Work instruction »
The answer is to be the full listing, unchanged in every line.

[Provided entries Boundary: Start]

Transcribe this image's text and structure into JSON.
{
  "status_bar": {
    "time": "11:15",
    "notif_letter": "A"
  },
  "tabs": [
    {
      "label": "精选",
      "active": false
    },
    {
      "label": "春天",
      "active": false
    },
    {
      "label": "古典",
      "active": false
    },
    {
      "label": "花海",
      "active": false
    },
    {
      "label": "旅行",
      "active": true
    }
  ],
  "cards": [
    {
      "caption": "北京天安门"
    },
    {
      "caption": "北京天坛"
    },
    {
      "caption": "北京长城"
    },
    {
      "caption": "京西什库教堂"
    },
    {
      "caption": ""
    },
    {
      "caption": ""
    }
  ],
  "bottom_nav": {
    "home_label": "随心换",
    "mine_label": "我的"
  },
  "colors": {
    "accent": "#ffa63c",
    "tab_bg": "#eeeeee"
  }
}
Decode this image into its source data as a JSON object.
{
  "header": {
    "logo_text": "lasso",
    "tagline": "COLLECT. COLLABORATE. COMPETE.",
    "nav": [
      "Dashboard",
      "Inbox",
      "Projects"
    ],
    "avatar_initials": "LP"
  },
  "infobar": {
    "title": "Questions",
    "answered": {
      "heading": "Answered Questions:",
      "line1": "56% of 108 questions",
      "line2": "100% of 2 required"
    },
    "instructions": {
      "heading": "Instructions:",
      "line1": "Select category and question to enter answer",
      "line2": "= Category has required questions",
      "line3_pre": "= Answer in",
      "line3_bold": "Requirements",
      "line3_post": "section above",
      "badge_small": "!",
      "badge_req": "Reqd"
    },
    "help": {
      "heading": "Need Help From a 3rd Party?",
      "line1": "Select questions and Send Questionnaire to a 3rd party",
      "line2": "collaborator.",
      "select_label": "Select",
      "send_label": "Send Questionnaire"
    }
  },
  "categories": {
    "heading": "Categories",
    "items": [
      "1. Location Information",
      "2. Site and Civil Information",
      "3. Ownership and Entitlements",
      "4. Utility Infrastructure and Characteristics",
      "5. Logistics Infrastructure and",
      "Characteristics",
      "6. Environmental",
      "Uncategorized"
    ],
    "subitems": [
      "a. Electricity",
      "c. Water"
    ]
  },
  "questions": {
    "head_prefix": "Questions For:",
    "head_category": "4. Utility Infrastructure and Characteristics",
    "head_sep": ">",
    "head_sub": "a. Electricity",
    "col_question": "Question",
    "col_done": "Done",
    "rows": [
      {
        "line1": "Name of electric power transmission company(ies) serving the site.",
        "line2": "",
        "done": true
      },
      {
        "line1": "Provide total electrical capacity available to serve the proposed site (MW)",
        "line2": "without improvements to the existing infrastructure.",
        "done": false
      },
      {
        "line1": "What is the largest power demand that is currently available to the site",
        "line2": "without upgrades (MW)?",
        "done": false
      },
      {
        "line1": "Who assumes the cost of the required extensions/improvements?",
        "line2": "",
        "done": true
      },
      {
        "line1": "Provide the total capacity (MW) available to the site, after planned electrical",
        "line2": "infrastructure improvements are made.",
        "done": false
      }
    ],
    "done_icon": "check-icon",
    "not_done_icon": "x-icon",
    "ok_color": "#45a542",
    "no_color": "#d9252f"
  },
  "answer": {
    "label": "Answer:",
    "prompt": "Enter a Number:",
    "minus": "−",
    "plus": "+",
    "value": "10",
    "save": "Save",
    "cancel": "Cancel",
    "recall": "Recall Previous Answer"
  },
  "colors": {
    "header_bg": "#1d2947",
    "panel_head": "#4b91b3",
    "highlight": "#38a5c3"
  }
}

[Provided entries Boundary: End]

Solution »
Transcribe this image's text and structure into JSON.
{
  "status_bar": {
    "time": "11:15",
    "notif_letter": "A"
  },
  "tabs": [
    {
      "label": "精选",
      "active": false
    },
    {
      "label": "春天",
      "active": false
    },
    {
      "label": "古典",
      "active": false
    },
    {
      "label": "花海",
      "active": false
    },
    {
      "label": "旅行",
      "active": true
    }
  ],
  "cards": [
    {
      "caption": "北京天安门"
    },
    {
      "caption": "北京天坛"
    },
    {
      "caption": "北京长城"
    },
    {
      "caption": "京西什库教堂"
    },
    {
      "caption": ""
    },
    {
      "caption": ""
    }
  ],
  "bottom_nav": {
    "home_label": "随心换",
    "mine_label": "我的"
  },
  "colors": {
    "accent": "#ffa63c",
    "tab_bg": "#eeeeee"
  }
}
Decode this image into its source data as a JSON object.
{
  "header": {
    "logo_text": "lasso",
    "tagline": "COLLECT. COLLABORATE. COMPETE.",
    "nav": [
      "Dashboard",
      "Inbox",
      "Projects"
    ],
    "avatar_initials": "LP"
  },
  "infobar": {
    "title": "Questions",
    "answered": {
      "heading": "Answered Questions:",
      "line1": "56% of 108 questions",
      "line2": "100% of 2 required"
    },
    "instructions": {
      "heading": "Instructions:",
      "line1": "Select category and question to enter answer",
      "line2": "= Category has required questions",
      "line3_pre": "= Answer in",
      "line3_bold": "Requirements",
      "line3_post": "section above",
      "badge_small": "!",
      "badge_req": "Reqd"
    },
    "help": {
      "heading": "Need Help From a 3rd Party?",
      "line1": "Select questions and Send Questionnaire to a 3rd party",
      "line2": "collaborator.",
      "select_label": "Select",
      "send_label": "Send Questionnaire"
    }
  },
  "categories": {
    "heading": "Categories",
    "items": [
      "1. Location Information",
      "2. Site and Civil Information",
      "3. Ownership and Entitlements",
      "4. Utility Infrastructure and Characteristics",
      "5. Logistics Infrastructure and",
      "Characteristics",
      "6. Environmental",
      "Uncategorized"
    ],
    "subitems": [
      "a. Electricity",
      "c. Water"
    ]
  },
  "questions": {
    "head_prefix": "Questions For:",
    "head_category": "4. Utility Infrastructure and Characteristics",
    "head_sep": ">",
    "head_sub": "a. Electricity",
    "col_question": "Question",
    "col_done": "Done",
    "rows": [
      {
        "line1": "Name of electric power transmission company(ies) serving the site.",
        "line2": "",
        "done": true
      },
      {
        "line1": "Provide total electrical capacity available to serve the proposed site (MW)",
        "line2": "without improvements to the existing infrastructure.",
        "done": false
      },
      {
        "line1": "What is the largest power demand that is currently available to the site",
        "line2": "without upgrades (MW)?",
        "done": false
      },
      {
        "line1": "Who assumes the cost of the required extensions/improvements?",
        "line2": "",
        "done": true
      },
      {
        "line1": "Provide the total capacity (MW) available to the site, after planned electrical",
        "line2": "infrastructure improvements are made.",
        "done": false
      }
    ],
    "done_icon": "check-icon",
    "not_done_icon": "x-icon",
    "ok_color": "#45a542",
    "no_color": "#d9252f"
  },
  "answer": {
    "label": "Answer:",
    "prompt": "Enter a Number:",
    "minus": "−",
    "plus": "+",
    "value": "10",
    "save": "Save",
    "cancel": "Cancel",
    "recall": "Recall Previous Answer"
  },
  "colors": {
    "header_bg": "#1d2947",
    "panel_head": "#4b91b3",
    "highlight": "#38a5c3"
  }
}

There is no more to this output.